McCain is not the darling of the media. Fox News maybe. CNN, accused of being right-wing, focuses mostly on Obama, just like every other media outlet. The Obama obsession is well-documented in the numbers. It didn't fade until Hillary bravely accused the media of being biased.

Democrat '08, but until the race is settled, I'm with Mrs. Clinton, who, in the longer run (beyond the temporary obsession with Obama's rhetoric, often lacking in concrete recommendations) has a better chance of edging out McCain anyway. (Not to mention those little states like Pennsylvania, Ohio, Texas, California, New York, etc.)

Dale Carrico said...

Obama has essentially claimed disassociation from these comments, but they're so extreme and unusual, it's hard to see how he couldn't have known about them and made the concrete decision to be complacent.

So, you are "rightly concerned" that maybe Obama secretly approves or tacitly condones the claim that "HIV is a synthetic virus introduced to inner cities by the government" and yet plan to "give Obama 100%" anyway? How does your head not explode generating both of these claims?

Because superdelegates have absolutely zero obligation to vote along with the popular vote.

Most superdelegates are beholden to the voters whose "popular vote" you claim they have zero obligation to, not to mention the fact that most are too devoted to the Party's fortunes to cheerfully overturn the will of a majority of states, a majority of voters, a majority of activists, a majority of delegates and sow crippling dissension in the party structure at an historical moment that should consolidate Democratic power in every branch of government instead, just because Clinton doesn't want to be a "quitter" after she's already lost.

Being an activist in Chicago cannot be compared to being a world-class lawyer, children & family activist, and First Lady that has visited 80 countries.

I disagree. What, Obama hasn't traveled internationally enough for you? His time in actual elected office counts less toward "experience" than being First Lady? Their activism is comparable. You say, "come on," as if there is an obvious imbalance here. The "imbalance" is a complete fabrication.

McCain is not the darling of the media. Fox News maybe.

The media bar-b-cues on the "Straight Talk Express" are amply well-documented, as are pundit admissions that the media is McCain's "real base," attested to on MSNBC and CNN as much as on Fox. For more: Free Ride: John McCain and the Media.

I'm with Mrs. Clinton, who, in the longer run... has a better chance of edging out McCain anyway.

Clinton went into this race with historically unprecedentedly high negatives. She hasn't made a dent in them. If people wanted somebody who was a shoe-in to beat McCain on the numbers, they would have supported the incomparably better John Edwards, in my view. But it doesn't matter -- McCain loses to anybody this election.

Obama is the better candidate for me because his purple-state strengths and activist energizing gives him better coat-tails and hence more Democratic asses in the seats to implement necessary progressive policies once he's in office and because he is more beholden to small campaign donors who are left of the corporate-militarists of the Village.
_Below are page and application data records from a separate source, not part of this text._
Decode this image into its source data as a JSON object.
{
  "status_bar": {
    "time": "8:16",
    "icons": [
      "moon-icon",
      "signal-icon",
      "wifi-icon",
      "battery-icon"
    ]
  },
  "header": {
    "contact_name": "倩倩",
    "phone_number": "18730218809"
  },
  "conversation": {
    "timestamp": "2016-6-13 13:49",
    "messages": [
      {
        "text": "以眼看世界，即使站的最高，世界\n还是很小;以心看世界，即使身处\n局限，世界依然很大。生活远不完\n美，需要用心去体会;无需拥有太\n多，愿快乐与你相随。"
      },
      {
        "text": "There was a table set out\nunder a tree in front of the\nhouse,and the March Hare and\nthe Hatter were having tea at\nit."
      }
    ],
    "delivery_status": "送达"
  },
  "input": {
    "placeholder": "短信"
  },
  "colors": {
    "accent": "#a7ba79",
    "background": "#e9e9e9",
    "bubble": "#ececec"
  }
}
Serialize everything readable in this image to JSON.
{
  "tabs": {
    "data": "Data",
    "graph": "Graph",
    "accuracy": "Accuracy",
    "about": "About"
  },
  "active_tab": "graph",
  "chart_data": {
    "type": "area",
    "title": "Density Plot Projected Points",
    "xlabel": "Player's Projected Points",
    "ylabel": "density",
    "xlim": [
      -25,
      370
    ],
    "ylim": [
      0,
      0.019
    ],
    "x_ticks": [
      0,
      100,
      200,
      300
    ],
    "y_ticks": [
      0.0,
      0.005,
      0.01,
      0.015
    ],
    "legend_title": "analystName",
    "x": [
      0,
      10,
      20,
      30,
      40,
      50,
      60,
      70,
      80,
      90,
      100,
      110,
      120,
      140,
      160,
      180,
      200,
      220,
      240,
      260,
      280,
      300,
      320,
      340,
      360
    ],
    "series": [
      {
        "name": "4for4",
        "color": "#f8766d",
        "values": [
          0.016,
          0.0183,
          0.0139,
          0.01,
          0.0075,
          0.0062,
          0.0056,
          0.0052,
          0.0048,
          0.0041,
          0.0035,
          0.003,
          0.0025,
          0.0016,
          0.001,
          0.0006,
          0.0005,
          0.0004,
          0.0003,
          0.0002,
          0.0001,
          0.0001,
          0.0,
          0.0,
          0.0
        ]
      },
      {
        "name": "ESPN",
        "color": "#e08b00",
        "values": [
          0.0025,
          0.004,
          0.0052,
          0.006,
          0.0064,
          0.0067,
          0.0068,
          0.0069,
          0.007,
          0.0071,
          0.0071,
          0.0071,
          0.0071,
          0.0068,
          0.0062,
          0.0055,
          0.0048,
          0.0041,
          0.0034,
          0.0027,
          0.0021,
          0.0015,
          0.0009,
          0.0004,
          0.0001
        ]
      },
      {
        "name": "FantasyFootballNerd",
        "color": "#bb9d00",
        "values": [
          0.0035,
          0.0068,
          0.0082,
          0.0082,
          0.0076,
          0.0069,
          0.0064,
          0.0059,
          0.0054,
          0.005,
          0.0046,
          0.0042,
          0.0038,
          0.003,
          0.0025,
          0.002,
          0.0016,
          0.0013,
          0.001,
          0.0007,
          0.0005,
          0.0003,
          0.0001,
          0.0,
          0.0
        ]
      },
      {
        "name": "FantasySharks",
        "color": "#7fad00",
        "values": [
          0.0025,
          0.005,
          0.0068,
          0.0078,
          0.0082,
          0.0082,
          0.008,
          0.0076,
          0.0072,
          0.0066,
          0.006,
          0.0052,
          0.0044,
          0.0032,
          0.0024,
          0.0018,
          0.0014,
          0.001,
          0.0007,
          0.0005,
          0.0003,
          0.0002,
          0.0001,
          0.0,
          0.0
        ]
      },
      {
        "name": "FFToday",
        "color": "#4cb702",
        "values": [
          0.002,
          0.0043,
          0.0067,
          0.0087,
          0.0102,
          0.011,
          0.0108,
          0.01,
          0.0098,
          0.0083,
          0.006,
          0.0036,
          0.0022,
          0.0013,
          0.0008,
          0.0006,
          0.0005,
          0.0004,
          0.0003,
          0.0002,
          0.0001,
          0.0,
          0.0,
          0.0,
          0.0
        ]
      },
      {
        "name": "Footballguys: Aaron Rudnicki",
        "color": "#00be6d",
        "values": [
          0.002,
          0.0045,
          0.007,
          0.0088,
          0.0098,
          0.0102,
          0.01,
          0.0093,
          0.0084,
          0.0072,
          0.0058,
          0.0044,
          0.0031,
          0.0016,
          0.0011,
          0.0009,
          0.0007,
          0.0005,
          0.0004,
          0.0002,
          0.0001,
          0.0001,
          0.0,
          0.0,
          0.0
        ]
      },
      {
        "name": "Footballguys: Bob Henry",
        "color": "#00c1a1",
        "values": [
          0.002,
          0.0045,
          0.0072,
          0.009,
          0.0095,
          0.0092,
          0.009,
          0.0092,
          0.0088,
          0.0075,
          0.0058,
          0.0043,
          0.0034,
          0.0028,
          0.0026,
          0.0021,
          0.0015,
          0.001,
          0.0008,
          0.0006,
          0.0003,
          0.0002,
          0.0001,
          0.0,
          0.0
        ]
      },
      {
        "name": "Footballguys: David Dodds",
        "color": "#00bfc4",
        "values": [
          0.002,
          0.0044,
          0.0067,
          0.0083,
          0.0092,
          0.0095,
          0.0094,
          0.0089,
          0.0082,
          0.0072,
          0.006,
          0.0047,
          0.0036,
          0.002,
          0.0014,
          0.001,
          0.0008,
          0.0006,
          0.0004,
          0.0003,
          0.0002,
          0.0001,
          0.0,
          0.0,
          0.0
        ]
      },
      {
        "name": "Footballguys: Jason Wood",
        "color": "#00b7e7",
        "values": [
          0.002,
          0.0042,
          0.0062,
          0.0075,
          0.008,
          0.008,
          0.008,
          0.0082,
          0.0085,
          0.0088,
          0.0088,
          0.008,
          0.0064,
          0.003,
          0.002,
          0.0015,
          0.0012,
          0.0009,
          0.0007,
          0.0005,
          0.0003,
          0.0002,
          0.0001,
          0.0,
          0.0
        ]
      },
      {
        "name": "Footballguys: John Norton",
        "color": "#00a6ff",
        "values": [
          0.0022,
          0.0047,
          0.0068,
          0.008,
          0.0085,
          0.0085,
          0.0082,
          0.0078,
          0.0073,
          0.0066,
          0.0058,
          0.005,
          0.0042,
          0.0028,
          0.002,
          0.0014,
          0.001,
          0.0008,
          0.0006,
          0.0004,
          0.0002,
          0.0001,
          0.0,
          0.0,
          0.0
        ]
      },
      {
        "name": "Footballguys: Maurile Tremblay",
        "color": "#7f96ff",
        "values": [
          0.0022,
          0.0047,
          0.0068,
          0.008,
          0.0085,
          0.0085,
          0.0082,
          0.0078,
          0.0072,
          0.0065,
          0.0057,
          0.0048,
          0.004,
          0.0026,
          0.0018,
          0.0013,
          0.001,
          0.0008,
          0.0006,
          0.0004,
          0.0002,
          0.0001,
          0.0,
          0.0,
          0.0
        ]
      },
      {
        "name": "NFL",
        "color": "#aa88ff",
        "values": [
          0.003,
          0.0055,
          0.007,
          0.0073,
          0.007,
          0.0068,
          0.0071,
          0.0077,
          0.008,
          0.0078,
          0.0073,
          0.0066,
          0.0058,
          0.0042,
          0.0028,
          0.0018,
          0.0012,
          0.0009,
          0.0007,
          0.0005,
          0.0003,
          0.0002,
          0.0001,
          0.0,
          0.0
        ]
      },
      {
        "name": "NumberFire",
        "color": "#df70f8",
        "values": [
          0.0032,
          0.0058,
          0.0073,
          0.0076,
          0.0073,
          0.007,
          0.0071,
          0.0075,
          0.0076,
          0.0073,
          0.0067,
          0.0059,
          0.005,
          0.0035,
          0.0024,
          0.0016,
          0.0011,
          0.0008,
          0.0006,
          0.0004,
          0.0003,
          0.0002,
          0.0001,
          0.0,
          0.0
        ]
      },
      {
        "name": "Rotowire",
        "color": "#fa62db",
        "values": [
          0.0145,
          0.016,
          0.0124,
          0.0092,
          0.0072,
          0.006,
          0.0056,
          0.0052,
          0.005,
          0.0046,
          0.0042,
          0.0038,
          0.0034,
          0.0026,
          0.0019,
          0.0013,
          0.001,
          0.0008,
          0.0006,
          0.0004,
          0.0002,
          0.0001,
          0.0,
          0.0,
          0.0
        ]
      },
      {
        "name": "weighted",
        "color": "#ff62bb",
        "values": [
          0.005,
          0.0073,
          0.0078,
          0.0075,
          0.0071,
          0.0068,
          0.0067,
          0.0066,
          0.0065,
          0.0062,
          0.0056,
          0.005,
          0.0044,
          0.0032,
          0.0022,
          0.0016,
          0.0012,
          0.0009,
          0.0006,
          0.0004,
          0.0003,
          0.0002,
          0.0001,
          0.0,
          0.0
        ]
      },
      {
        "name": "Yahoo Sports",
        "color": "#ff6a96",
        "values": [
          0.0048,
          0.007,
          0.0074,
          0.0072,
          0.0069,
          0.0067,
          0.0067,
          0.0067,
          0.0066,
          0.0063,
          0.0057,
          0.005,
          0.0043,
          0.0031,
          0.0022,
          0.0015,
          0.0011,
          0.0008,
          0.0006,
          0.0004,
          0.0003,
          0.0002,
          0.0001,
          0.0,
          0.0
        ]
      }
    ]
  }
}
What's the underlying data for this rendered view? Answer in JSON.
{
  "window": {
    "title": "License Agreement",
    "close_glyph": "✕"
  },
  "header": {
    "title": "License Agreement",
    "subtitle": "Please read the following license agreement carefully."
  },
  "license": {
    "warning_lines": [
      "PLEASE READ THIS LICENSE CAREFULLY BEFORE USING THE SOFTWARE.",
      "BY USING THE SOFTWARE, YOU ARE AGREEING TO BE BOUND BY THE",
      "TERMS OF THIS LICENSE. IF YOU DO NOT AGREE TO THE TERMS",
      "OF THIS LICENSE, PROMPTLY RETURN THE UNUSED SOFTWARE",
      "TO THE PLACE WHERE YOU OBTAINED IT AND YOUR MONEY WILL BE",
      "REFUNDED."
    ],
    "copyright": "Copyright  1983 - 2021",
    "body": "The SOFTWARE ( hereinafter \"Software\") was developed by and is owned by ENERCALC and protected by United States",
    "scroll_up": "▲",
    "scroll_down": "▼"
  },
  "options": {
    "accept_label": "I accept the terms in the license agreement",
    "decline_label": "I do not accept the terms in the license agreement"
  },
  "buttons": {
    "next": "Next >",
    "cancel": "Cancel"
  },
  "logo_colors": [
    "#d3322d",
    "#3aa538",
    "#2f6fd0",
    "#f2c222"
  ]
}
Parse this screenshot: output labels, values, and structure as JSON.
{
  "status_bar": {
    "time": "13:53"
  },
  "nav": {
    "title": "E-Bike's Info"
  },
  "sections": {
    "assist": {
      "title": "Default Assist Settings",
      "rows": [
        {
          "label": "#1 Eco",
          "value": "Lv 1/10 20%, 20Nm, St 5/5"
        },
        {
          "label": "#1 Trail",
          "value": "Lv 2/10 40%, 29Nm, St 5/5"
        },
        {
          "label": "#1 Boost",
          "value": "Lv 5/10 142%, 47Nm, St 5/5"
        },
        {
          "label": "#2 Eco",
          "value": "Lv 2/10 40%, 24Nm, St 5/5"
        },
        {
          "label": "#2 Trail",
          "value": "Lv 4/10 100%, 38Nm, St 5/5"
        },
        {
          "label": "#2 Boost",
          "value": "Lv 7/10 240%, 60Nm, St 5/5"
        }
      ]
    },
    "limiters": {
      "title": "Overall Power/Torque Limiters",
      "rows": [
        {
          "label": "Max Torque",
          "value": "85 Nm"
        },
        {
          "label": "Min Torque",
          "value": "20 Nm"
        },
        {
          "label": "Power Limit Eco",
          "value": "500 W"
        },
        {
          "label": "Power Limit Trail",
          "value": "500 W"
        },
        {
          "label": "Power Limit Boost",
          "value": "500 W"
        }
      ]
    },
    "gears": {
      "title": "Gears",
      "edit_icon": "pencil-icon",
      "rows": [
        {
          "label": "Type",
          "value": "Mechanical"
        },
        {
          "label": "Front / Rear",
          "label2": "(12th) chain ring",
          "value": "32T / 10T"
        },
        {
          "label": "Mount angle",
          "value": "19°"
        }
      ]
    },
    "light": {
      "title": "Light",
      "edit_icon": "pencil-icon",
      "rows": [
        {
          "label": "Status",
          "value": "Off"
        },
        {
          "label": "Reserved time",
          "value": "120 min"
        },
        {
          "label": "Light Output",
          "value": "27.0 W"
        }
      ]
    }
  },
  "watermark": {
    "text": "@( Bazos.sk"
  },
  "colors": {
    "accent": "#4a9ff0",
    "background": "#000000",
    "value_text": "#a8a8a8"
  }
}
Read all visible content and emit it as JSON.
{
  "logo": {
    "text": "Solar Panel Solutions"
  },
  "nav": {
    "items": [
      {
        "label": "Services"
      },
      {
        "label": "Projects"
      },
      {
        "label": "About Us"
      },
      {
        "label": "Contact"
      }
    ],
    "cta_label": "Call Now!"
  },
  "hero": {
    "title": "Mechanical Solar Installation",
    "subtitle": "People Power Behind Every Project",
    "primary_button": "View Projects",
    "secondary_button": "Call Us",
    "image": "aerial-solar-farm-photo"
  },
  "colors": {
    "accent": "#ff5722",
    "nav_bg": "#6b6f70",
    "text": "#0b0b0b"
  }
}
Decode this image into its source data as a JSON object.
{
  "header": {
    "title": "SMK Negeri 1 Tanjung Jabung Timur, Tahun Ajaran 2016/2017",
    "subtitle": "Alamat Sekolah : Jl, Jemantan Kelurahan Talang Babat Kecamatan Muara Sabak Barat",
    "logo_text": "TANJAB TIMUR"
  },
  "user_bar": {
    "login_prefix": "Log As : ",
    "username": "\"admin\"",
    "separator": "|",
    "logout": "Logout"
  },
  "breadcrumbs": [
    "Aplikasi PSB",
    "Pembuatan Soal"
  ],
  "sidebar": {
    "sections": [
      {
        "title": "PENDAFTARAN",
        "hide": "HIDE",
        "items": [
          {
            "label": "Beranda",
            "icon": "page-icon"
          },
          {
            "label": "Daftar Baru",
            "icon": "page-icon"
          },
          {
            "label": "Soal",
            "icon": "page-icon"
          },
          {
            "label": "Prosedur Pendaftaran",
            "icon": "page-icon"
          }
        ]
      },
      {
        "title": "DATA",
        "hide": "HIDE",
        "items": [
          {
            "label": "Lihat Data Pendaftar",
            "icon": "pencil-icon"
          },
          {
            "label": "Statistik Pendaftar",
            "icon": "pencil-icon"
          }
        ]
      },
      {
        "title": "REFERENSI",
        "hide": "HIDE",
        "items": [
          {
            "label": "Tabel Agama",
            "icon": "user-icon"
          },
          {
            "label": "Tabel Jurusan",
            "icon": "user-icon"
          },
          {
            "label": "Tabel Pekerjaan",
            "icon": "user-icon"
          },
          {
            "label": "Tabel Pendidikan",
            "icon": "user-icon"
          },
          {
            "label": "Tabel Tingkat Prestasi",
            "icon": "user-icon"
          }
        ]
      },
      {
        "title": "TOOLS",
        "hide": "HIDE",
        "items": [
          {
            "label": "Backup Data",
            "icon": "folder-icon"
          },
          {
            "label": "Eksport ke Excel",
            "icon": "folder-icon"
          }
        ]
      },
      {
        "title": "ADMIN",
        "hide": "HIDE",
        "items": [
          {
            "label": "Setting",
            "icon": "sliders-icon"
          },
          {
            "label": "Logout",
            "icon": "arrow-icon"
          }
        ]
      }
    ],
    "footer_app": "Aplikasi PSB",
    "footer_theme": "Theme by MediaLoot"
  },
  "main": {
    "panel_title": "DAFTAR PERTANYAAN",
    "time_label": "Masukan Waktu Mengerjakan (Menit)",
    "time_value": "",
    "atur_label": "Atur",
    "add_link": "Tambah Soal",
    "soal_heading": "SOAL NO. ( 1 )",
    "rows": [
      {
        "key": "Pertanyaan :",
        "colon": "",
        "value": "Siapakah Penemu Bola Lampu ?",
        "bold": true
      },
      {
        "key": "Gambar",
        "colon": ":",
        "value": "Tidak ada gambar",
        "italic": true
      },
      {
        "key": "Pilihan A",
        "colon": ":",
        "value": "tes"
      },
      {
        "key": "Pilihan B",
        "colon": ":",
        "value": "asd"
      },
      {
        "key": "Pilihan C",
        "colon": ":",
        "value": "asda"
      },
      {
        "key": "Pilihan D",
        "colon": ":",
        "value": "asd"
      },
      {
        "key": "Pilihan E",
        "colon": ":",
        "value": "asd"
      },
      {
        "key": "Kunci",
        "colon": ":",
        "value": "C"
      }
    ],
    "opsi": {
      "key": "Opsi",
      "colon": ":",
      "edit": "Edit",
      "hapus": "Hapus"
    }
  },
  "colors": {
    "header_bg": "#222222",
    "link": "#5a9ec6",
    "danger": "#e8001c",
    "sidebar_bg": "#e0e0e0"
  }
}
In terms of policy and character I don't honestly think there is that much to distinguish them, although I have found the last couple of months of the Clinton campaign enormously ugly and off-putting.

De Thezier said...

Michael Anissimov said:

Instead of, "uh, I had NO IDEA that my pastor, who I listened to every Sunday, was preaching for years about how HIV is a synthetic virus introduced to inner cities by the government".

Although I am aware of the dubious credibility of the website it is published on, I still suggest you read an essay entitled Reverend Jeremiah Wright Is Right About Man-Made AIDS By Alan Cantwell, MD, simply as an exercise in devil's advocacy.

That being said, Michael, have you actually listening to Wright's entire sermons (rather than decontextualized Youtube clips), the Bill Moyers Journal interview of Wright, and Wright's speech at the Detroit chapter of the NAACP?

Now that I have I would gladly go his church every Sunday despite the fact I am an agnostic Unitarian Universalist.